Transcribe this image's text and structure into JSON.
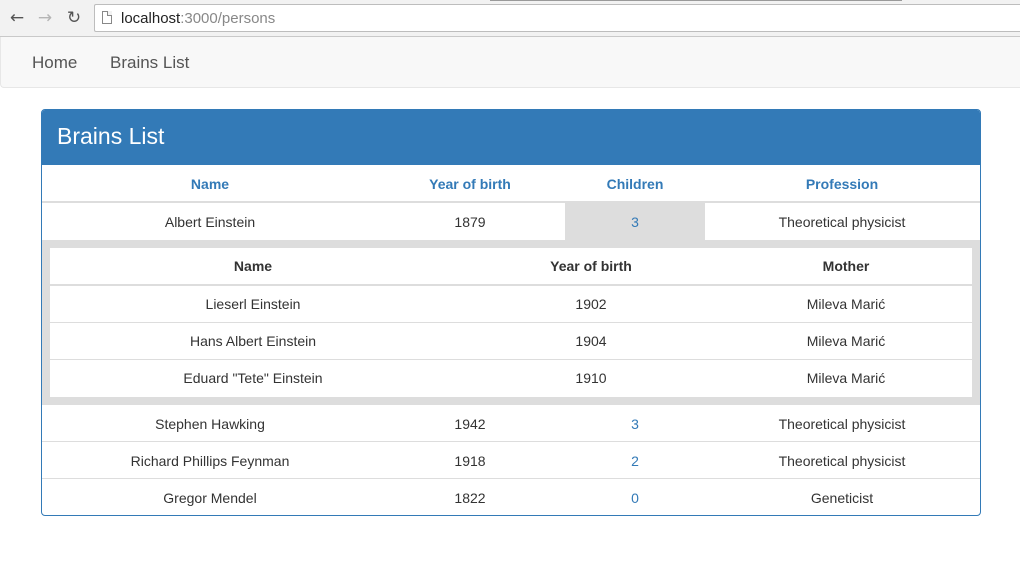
{
  "browser": {
    "url_host": "localhost",
    "url_rest": ":3000/persons",
    "back_glyph": "arrow-left-icon",
    "forward_glyph": "arrow-right-icon",
    "reload_glyph": "reload-icon"
  },
  "navbar": {
    "items": [
      {
        "label": "Home"
      },
      {
        "label": "Brains List"
      }
    ]
  },
  "panel": {
    "title": "Brains List",
    "columns": [
      "Name",
      "Year of birth",
      "Children",
      "Profession"
    ],
    "rows": [
      {
        "name": "Albert Einstein",
        "year": "1879",
        "children": "3",
        "profession": "Theoretical physicist",
        "expanded": true
      },
      {
        "name": "Stephen Hawking",
        "year": "1942",
        "children": "3",
        "profession": "Theoretical physicist"
      },
      {
        "name": "Richard Phillips Feynman",
        "year": "1918",
        "children": "2",
        "profession": "Theoretical physicist"
      },
      {
        "name": "Gregor Mendel",
        "year": "1822",
        "children": "0",
        "profession": "Geneticist"
      }
    ],
    "children_table": {
      "columns": [
        "Name",
        "Year of birth",
        "Mother"
      ],
      "rows": [
        {
          "name": "Lieserl Einstein",
          "year": "1902",
          "mother": "Mileva Marić"
        },
        {
          "name": "Hans Albert Einstein",
          "year": "1904",
          "mother": "Mileva Marić"
        },
        {
          "name": "Eduard \"Tete\" Einstein",
          "year": "1910",
          "mother": "Mileva Marić"
        }
      ]
    }
  },
  "colors": {
    "primary": "#337ab7",
    "expanded_bg": "#dddddd"
  }
}
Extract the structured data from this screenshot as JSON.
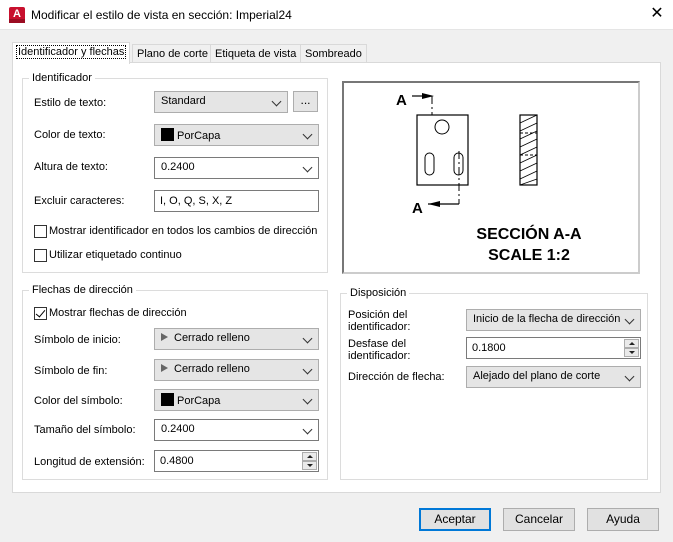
{
  "window": {
    "title": "Modificar el estilo de vista en sección: Imperial24",
    "app_icon": "A"
  },
  "tabs": [
    {
      "label": "Identificador y flechas",
      "active": true
    },
    {
      "label": "Plano de corte",
      "active": false
    },
    {
      "label": "Etiqueta de vista",
      "active": false
    },
    {
      "label": "Sombreado",
      "active": false
    }
  ],
  "identifier_group": {
    "legend": "Identificador",
    "text_style": {
      "label": "Estilo de texto:",
      "value": "Standard",
      "browse": "..."
    },
    "text_color": {
      "label": "Color de texto:",
      "value": "PorCapa",
      "swatch_color": "#000000"
    },
    "text_height": {
      "label": "Altura de texto:",
      "value": "0.2400"
    },
    "exclude_chars": {
      "label": "Excluir caracteres:",
      "value": "I, O, Q, S, X, Z"
    },
    "show_all_direction_changes": {
      "label": "Mostrar identificador en todos los cambios de dirección",
      "checked": false
    },
    "continuous_labeling": {
      "label": "Utilizar etiquetado continuo",
      "checked": false
    }
  },
  "arrows_group": {
    "legend": "Flechas de dirección",
    "show_arrows": {
      "label": "Mostrar flechas de dirección",
      "checked": true
    },
    "start_symbol": {
      "label": "Símbolo de inicio:",
      "value": "Cerrado relleno"
    },
    "end_symbol": {
      "label": "Símbolo de fin:",
      "value": "Cerrado relleno"
    },
    "symbol_color": {
      "label": "Color del símbolo:",
      "value": "PorCapa",
      "swatch_color": "#000000"
    },
    "symbol_size": {
      "label": "Tamaño del símbolo:",
      "value": "0.2400"
    },
    "extension_length": {
      "label": "Longitud de extensión:",
      "value": "0.4800"
    }
  },
  "layout_group": {
    "legend": "Disposición",
    "identifier_position": {
      "label_line1": "Posición del",
      "label_line2": "identificador:",
      "value": "Inicio de la flecha de dirección"
    },
    "identifier_offset": {
      "label_line1": "Desfase del",
      "label_line2": "identificador:",
      "value": "0.1800"
    },
    "arrow_direction": {
      "label": "Dirección de flecha:",
      "value": "Alejado del plano de corte"
    }
  },
  "preview": {
    "marker_top": "A",
    "marker_bottom": "A",
    "caption_line1": "SECCIÓN A-A",
    "caption_line2": "SCALE 1:2"
  },
  "buttons": {
    "ok": "Aceptar",
    "cancel": "Cancelar",
    "help": "Ayuda"
  }
}
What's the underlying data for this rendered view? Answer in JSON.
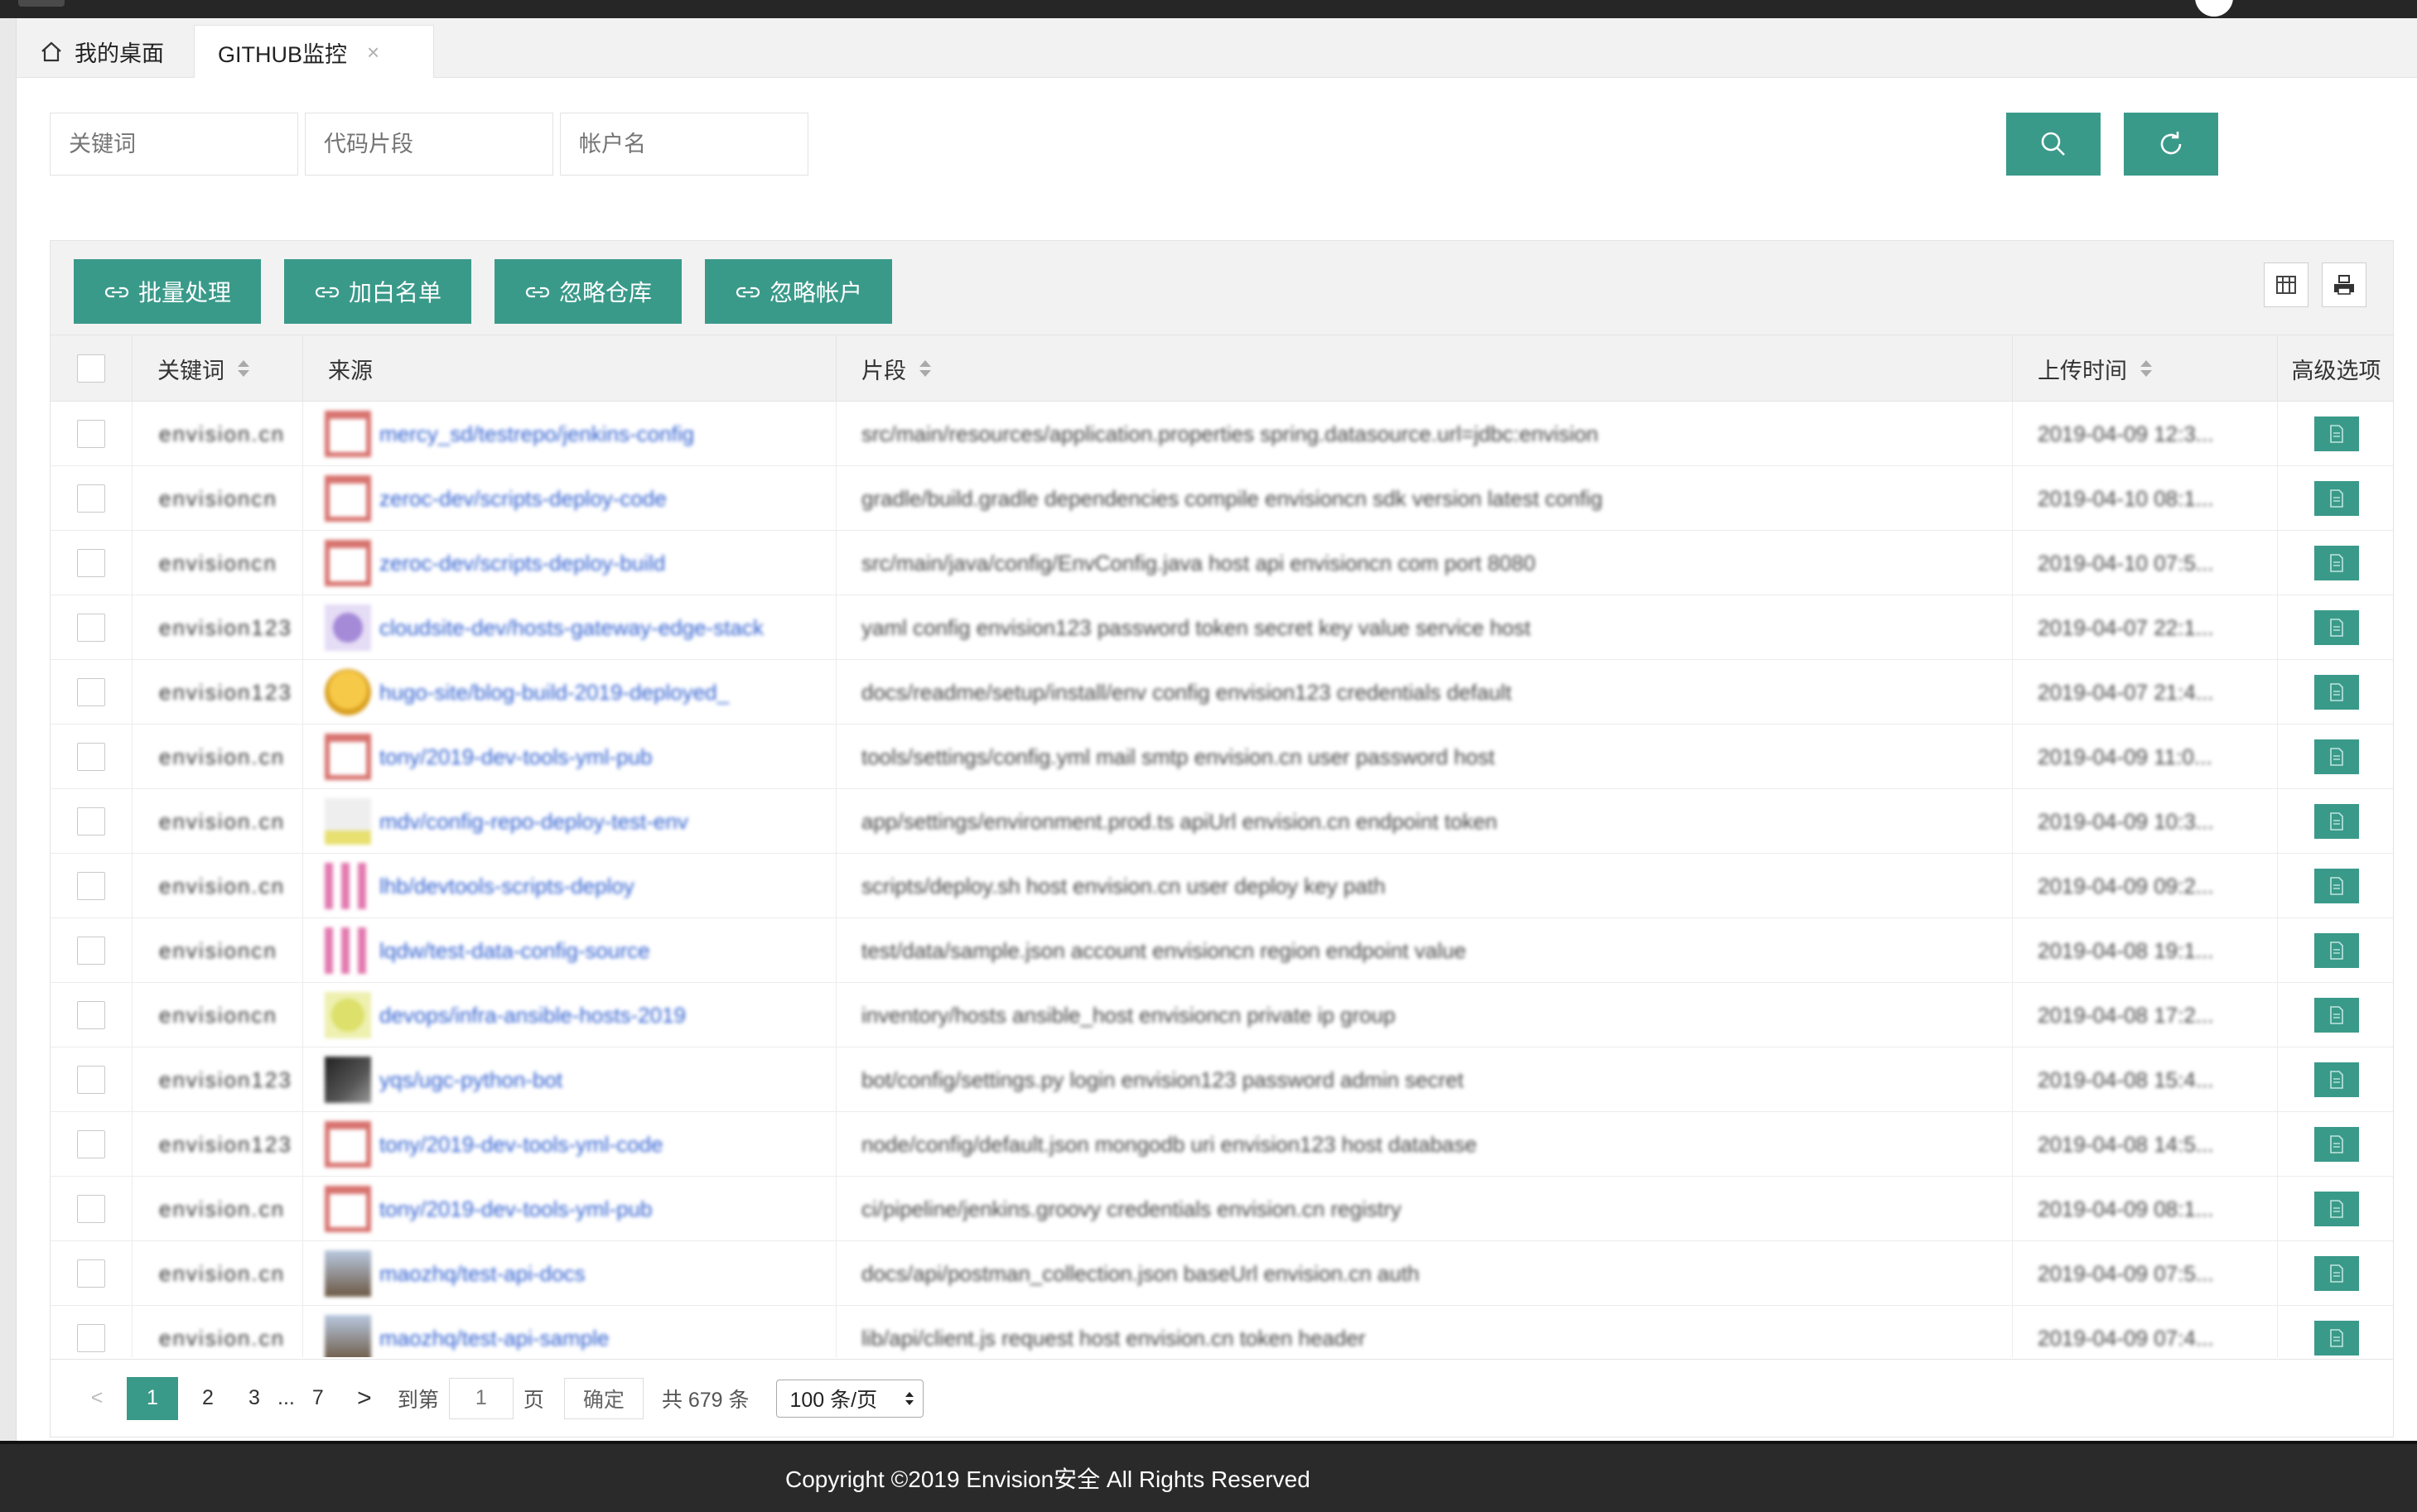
{
  "tabs": [
    {
      "label": "我的桌面",
      "icon": "home-icon"
    },
    {
      "label": "GITHUB监控",
      "close": "×"
    }
  ],
  "search": {
    "keyword_placeholder": "关键词",
    "snippet_placeholder": "代码片段",
    "account_placeholder": "帐户名",
    "search_icon": "search-icon",
    "refresh_icon": "refresh-icon"
  },
  "toolbar": {
    "batch": "批量处理",
    "whitelist": "加白名单",
    "ignore_repo": "忽略仓库",
    "ignore_account": "忽略帐户"
  },
  "columns": {
    "keyword": "关键词",
    "source": "来源",
    "fragment": "片段",
    "upload_time": "上传时间",
    "advanced": "高级选项"
  },
  "rows": [
    {
      "kw": "envision.cn",
      "src": "mercy_sd/testrepo/jenkins-config",
      "frag": "src/main/resources/application.properties spring.datasource.url=jdbc:envision",
      "time": "2019-04-09 12:3..."
    },
    {
      "kw": "envisioncn",
      "src": "zeroc-dev/scripts-deploy-code",
      "frag": "gradle/build.gradle dependencies compile envisioncn sdk version latest config",
      "time": "2019-04-10 08:1..."
    },
    {
      "kw": "envisioncn",
      "src": "zeroc-dev/scripts-deploy-build",
      "frag": "src/main/java/config/EnvConfig.java host api envisioncn com port 8080",
      "time": "2019-04-10 07:5..."
    },
    {
      "kw": "envision123",
      "src": "cloudsite-dev/hosts-gateway-edge-stack",
      "frag": "yaml config envision123 password token secret key value service host",
      "time": "2019-04-07 22:1..."
    },
    {
      "kw": "envision123",
      "src": "hugo-site/blog-build-2019-deployed_",
      "frag": "docs/readme/setup/install/env config envision123 credentials default",
      "time": "2019-04-07 21:4..."
    },
    {
      "kw": "envision.cn",
      "src": "tony/2019-dev-tools-yml-pub",
      "frag": "tools/settings/config.yml mail smtp envision.cn user password host",
      "time": "2019-04-09 11:0..."
    },
    {
      "kw": "envision.cn",
      "src": "mdv/config-repo-deploy-test-env",
      "frag": "app/settings/environment.prod.ts apiUrl envision.cn endpoint token",
      "time": "2019-04-09 10:3..."
    },
    {
      "kw": "envision.cn",
      "src": "lhb/devtools-scripts-deploy",
      "frag": "scripts/deploy.sh host envision.cn user deploy key path",
      "time": "2019-04-09 09:2..."
    },
    {
      "kw": "envisioncn",
      "src": "lqdw/test-data-config-source",
      "frag": "test/data/sample.json account envisioncn region endpoint value",
      "time": "2019-04-08 19:1..."
    },
    {
      "kw": "envisioncn",
      "src": "devops/infra-ansible-hosts-2019",
      "frag": "inventory/hosts ansible_host envisioncn private ip group",
      "time": "2019-04-08 17:2..."
    },
    {
      "kw": "envision123",
      "src": "yqs/ugc-python-bot",
      "frag": "bot/config/settings.py login envision123 password admin secret",
      "time": "2019-04-08 15:4..."
    },
    {
      "kw": "envision123",
      "src": "tony/2019-dev-tools-yml-code",
      "frag": "node/config/default.json mongodb uri envision123 host database",
      "time": "2019-04-08 14:5..."
    },
    {
      "kw": "envision.cn",
      "src": "tony/2019-dev-tools-yml-pub",
      "frag": "ci/pipeline/jenkins.groovy credentials envision.cn registry",
      "time": "2019-04-09 08:1..."
    },
    {
      "kw": "envision.cn",
      "src": "maozhq/test-api-docs",
      "frag": "docs/api/postman_collection.json baseUrl envision.cn auth",
      "time": "2019-04-09 07:5..."
    },
    {
      "kw": "envision.cn",
      "src": "maozhq/test-api-sample",
      "frag": "lib/api/client.js request host envision.cn token header",
      "time": "2019-04-09 07:4..."
    }
  ],
  "pagination": {
    "prev": "<",
    "pages": [
      "1",
      "2",
      "3"
    ],
    "ellipsis": "...",
    "last": "7",
    "next": ">",
    "goto_label": "到第",
    "goto_value": "1",
    "page_suffix": "页",
    "confirm": "确定",
    "total": "共 679 条",
    "page_size": "100 条/页"
  },
  "footer": "Copyright ©2019 Envision安全 All Rights Reserved",
  "colors": {
    "accent": "#3a9a8a",
    "link": "#2f5fd0",
    "footer_bg": "#2a2a2a"
  }
}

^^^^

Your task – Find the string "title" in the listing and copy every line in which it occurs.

Answer to this exercise –
    "title": "Brains List",
    "title": "Modificar el estilo de vista en sección: Imperial24",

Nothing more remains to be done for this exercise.